Background: Restylane (Restylane; Q-Medical, Uppsala, Sweden) is a nonanimal stabilized hyaluronic acid (NASHA) that has become increasingly popular for soft tissue augmentation and volume correction because of its greater longevity and lower rate of hypersensitivity reactions when compared with collagen. Despite manufacturer warnings, the remaining material in the syringe is commonly stored for subsequent treatment in the same patient. Objective: Our purpose was to determine the incidence of bacterial contamination of NASHA stored after initial patient injection. Methods: After use of a specific sterile sequence, NASHA from previously used syringes stored at room temperature for 2 to 9 months was cultured under aerobic (n = 20) and anaerobic conditions (n = 10). Results: No bacteria were cultured from any of the samples.

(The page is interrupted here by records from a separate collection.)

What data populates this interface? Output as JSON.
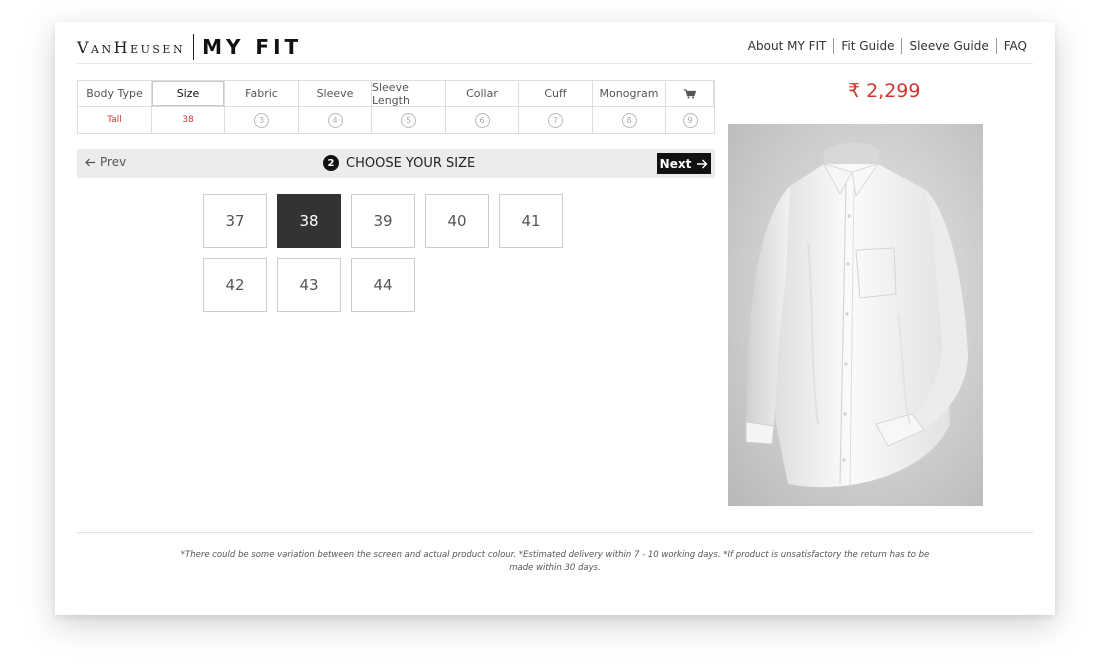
{
  "brand": {
    "name": "VanHeusen",
    "product": "MY FIT"
  },
  "topnav": [
    {
      "label": "About MY FIT"
    },
    {
      "label": "Fit Guide"
    },
    {
      "label": "Sleeve Guide"
    },
    {
      "label": "FAQ"
    }
  ],
  "steps": [
    {
      "label": "Body Type",
      "value": "Tall",
      "num": ""
    },
    {
      "label": "Size",
      "value": "38",
      "num": ""
    },
    {
      "label": "Fabric",
      "value": "",
      "num": "3"
    },
    {
      "label": "Sleeve",
      "value": "",
      "num": "4"
    },
    {
      "label": "Sleeve Length",
      "value": "",
      "num": "5"
    },
    {
      "label": "Collar",
      "value": "",
      "num": "6"
    },
    {
      "label": "Cuff",
      "value": "",
      "num": "7"
    },
    {
      "label": "Monogram",
      "value": "",
      "num": "8"
    },
    {
      "label": "",
      "icon": "cart-icon",
      "value": "",
      "num": "9"
    }
  ],
  "active_step": "Size",
  "chooser": {
    "prev_label": "Prev",
    "step_number": "2",
    "title": "CHOOSE YOUR SIZE",
    "next_label": "Next"
  },
  "sizes": [
    "37",
    "38",
    "39",
    "40",
    "41",
    "42",
    "43",
    "44"
  ],
  "selected_size": "38",
  "price": {
    "currency_symbol": "₹",
    "amount": "2,299"
  },
  "footer_note": "*There could be some variation between the screen and actual product colour.  *Estimated delivery within 7 - 10 working days.  *If product is unsatisfactory the return has to be made within 30 days.",
  "colors": {
    "accent": "#d0362a",
    "selected": "#333333",
    "next_bg": "#111111"
  }
}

Limitations: Limitations of this study include sample size and storage period for a maximum of 9 months. Conclusions: NASHA remaining in syringes after patient injection was not contaminated with bacteria. Our study raises the possibility that re-use of the remaining portion of material in the syringe may be safe and is more economical than discarding it.
ASJC Scopus subject areas